Please return all of the entries below exactly as they are written.

[Entries from a dataset of interfaces]
________________________

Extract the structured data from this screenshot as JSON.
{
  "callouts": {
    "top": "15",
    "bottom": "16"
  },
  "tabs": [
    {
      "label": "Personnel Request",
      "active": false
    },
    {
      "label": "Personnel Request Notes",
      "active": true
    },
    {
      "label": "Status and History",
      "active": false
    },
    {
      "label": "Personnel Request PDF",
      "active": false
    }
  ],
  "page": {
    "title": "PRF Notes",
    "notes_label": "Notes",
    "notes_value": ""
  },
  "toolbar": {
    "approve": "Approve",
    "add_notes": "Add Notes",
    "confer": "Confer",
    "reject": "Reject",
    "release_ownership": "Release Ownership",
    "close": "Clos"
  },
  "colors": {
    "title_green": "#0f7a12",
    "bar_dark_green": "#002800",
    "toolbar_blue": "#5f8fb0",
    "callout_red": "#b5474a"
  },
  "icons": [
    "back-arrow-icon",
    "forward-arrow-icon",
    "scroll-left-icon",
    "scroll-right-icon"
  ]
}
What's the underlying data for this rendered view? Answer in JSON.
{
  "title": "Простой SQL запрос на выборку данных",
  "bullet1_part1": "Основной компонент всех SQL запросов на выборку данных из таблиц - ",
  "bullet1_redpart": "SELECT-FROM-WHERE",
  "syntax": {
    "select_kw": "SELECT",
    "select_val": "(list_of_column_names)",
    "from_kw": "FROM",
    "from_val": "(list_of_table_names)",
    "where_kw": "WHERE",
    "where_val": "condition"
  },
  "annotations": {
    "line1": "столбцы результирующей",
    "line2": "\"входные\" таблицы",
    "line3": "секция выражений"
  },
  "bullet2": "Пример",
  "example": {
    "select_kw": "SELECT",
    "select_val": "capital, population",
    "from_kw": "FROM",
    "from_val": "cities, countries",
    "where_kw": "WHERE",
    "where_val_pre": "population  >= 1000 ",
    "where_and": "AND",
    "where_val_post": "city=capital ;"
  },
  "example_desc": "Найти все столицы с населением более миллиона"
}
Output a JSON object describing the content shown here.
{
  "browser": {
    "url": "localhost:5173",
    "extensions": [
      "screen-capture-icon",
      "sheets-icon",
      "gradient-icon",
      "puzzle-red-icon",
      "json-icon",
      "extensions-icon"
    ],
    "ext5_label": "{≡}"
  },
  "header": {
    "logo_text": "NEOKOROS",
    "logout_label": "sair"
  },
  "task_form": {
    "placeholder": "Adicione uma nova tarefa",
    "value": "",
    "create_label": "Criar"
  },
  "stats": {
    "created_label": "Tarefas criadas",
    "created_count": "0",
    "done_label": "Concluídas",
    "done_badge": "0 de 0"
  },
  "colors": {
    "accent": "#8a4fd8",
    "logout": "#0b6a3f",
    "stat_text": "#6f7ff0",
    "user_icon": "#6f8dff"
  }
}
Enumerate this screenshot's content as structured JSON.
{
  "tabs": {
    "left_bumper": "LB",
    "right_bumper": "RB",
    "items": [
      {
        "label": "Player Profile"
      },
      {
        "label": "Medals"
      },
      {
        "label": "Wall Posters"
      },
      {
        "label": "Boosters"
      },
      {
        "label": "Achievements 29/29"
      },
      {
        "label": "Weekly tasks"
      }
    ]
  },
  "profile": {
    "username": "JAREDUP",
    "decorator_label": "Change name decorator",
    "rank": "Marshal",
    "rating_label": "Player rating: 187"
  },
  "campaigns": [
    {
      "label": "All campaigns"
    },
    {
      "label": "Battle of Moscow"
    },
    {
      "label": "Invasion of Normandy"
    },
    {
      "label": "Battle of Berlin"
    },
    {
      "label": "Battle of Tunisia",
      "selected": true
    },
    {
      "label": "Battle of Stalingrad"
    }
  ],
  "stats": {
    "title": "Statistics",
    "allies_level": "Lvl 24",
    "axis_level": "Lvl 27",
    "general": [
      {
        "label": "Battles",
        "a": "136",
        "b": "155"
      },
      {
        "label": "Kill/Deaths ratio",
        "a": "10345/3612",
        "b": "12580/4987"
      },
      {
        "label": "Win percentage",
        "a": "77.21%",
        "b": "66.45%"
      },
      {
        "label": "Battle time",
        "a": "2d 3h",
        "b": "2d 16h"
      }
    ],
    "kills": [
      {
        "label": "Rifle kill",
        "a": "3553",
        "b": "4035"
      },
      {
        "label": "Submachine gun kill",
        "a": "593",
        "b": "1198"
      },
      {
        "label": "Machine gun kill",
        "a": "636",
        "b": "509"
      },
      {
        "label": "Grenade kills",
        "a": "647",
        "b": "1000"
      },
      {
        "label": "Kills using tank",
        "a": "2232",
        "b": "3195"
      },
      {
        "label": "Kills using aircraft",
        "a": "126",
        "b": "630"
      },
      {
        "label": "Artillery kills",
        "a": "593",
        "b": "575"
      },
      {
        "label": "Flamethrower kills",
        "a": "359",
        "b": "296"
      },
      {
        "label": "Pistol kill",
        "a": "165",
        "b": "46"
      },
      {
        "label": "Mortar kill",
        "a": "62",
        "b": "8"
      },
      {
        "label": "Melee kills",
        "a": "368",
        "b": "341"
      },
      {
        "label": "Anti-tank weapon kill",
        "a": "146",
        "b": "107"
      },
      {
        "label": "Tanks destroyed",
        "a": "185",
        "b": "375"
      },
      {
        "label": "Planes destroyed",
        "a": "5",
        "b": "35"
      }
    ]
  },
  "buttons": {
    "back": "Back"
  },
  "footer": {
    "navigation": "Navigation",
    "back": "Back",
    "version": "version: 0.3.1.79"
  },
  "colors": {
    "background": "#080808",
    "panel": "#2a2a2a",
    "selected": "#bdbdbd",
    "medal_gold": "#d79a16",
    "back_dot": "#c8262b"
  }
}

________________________

Answer space -
Extract the structured data from this screenshot as JSON.
{
  "callouts": {
    "top": "15",
    "bottom": "16"
  },
  "tabs": [
    {
      "label": "Personnel Request",
      "active": false
    },
    {
      "label": "Personnel Request Notes",
      "active": true
    },
    {
      "label": "Status and History",
      "active": false
    },
    {
      "label": "Personnel Request PDF",
      "active": false
    }
  ],
  "page": {
    "title": "PRF Notes",
    "notes_label": "Notes",
    "notes_value": ""
  },
  "toolbar": {
    "approve": "Approve",
    "add_notes": "Add Notes",
    "confer": "Confer",
    "reject": "Reject",
    "release_ownership": "Release Ownership",
    "close": "Clos"
  },
  "colors": {
    "title_green": "#0f7a12",
    "bar_dark_green": "#002800",
    "toolbar_blue": "#5f8fb0",
    "callout_red": "#b5474a"
  },
  "icons": [
    "back-arrow-icon",
    "forward-arrow-icon",
    "scroll-left-icon",
    "scroll-right-icon"
  ]
}
What's the underlying data for this rendered view? Answer in JSON.
{
  "title": "Простой SQL запрос на выборку данных",
  "bullet1_part1": "Основной компонент всех SQL запросов на выборку данных из таблиц - ",
  "bullet1_redpart": "SELECT-FROM-WHERE",
  "syntax": {
    "select_kw": "SELECT",
    "select_val": "(list_of_column_names)",
    "from_kw": "FROM",
    "from_val": "(list_of_table_names)",
    "where_kw": "WHERE",
    "where_val": "condition"
  },
  "annotations": {
    "line1": "столбцы результирующей",
    "line2": "\"входные\" таблицы",
    "line3": "секция выражений"
  },
  "bullet2": "Пример",
  "example": {
    "select_kw": "SELECT",
    "select_val": "capital, population",
    "from_kw": "FROM",
    "from_val": "cities, countries",
    "where_kw": "WHERE",
    "where_val_pre": "population  >= 1000 ",
    "where_and": "AND",
    "where_val_post": "city=capital ;"
  },
  "example_desc": "Найти все столицы с населением более миллиона"
}
Output a JSON object describing the content shown here.
{
  "browser": {
    "url": "localhost:5173",
    "extensions": [
      "screen-capture-icon",
      "sheets-icon",
      "gradient-icon",
      "puzzle-red-icon",
      "json-icon",
      "extensions-icon"
    ],
    "ext5_label": "{≡}"
  },
  "header": {
    "logo_text": "NEOKOROS",
    "logout_label": "sair"
  },
  "task_form": {
    "placeholder": "Adicione uma nova tarefa",
    "value": "",
    "create_label": "Criar"
  },
  "stats": {
    "created_label": "Tarefas criadas",
    "created_count": "0",
    "done_label": "Concluídas",
    "done_badge": "0 de 0"
  },
  "colors": {
    "accent": "#8a4fd8",
    "logout": "#0b6a3f",
    "stat_text": "#6f7ff0",
    "user_icon": "#6f8dff"
  }
}
Enumerate this screenshot's content as structured JSON.
{
  "tabs": {
    "left_bumper": "LB",
    "right_bumper": "RB",
    "items": [
      {
        "label": "Player Profile"
      },
      {
        "label": "Medals"
      },
      {
        "label": "Wall Posters"
      },
      {
        "label": "Boosters"
      },
      {
        "label": "Achievements 29/29"
      },
      {
        "label": "Weekly tasks"
      }
    ]
  },
  "profile": {
    "username": "JAREDUP",
    "decorator_label": "Change name decorator",
    "rank": "Marshal",
    "rating_label": "Player rating: 187"
  },
  "campaigns": [
    {
      "label": "All campaigns"
    },
    {
      "label": "Battle of Moscow"
    },
    {
      "label": "Invasion of Normandy"
    },
    {
      "label": "Battle of Berlin"
    },
    {
      "label": "Battle of Tunisia",
      "selected": true
    },
    {
      "label": "Battle of Stalingrad"
    }
  ],
  "stats": {
    "title": "Statistics",
    "allies_level": "Lvl 24",
    "axis_level": "Lvl 27",
    "general": [
      {
        "label": "Battles",
        "a": "136",
        "b": "155"
      },
      {
        "label": "Kill/Deaths ratio",
        "a": "10345/3612",
        "b": "12580/4987"
      },
      {
        "label": "Win percentage",
        "a": "77.21%",
        "b": "66.45%"
      },
      {
        "label": "Battle time",
        "a": "2d 3h",
        "b": "2d 16h"
      }
    ],
    "kills": [
      {
        "label": "Rifle kill",
        "a": "3553",
        "b": "4035"
      },
      {
        "label": "Submachine gun kill",
        "a": "593",
        "b": "1198"
      },
      {
        "label": "Machine gun kill",
        "a": "636",
        "b": "509"
      },
      {
        "label": "Grenade kills",
        "a": "647",
        "b": "1000"
      },
      {
        "label": "Kills using tank",
        "a": "2232",
        "b": "3195"
      },
      {
        "label": "Kills using aircraft",
        "a": "126",
        "b": "630"
      },
      {
        "label": "Artillery kills",
        "a": "593",
        "b": "575"
      },
      {
        "label": "Flamethrower kills",
        "a": "359",
        "b": "296"
      },
      {
        "label": "Pistol kill",
        "a": "165",
        "b": "46"
      },
      {
        "label": "Mortar kill",
        "a": "62",
        "b": "8"
      },
      {
        "label": "Melee kills",
        "a": "368",
        "b": "341"
      },
      {
        "label": "Anti-tank weapon kill",
        "a": "146",
        "b": "107"
      },
      {
        "label": "Tanks destroyed",
        "a": "185",
        "b": "375"
      },
      {
        "label": "Planes destroyed",
        "a": "5",
        "b": "35"
      }
    ]
  },
  "buttons": {
    "back": "Back"
  },
  "footer": {
    "navigation": "Navigation",
    "back": "Back",
    "version": "version: 0.3.1.79"
  },
  "colors": {
    "background": "#080808",
    "panel": "#2a2a2a",
    "selected": "#bdbdbd",
    "medal_gold": "#d79a16",
    "back_dot": "#c8262b"
  }
}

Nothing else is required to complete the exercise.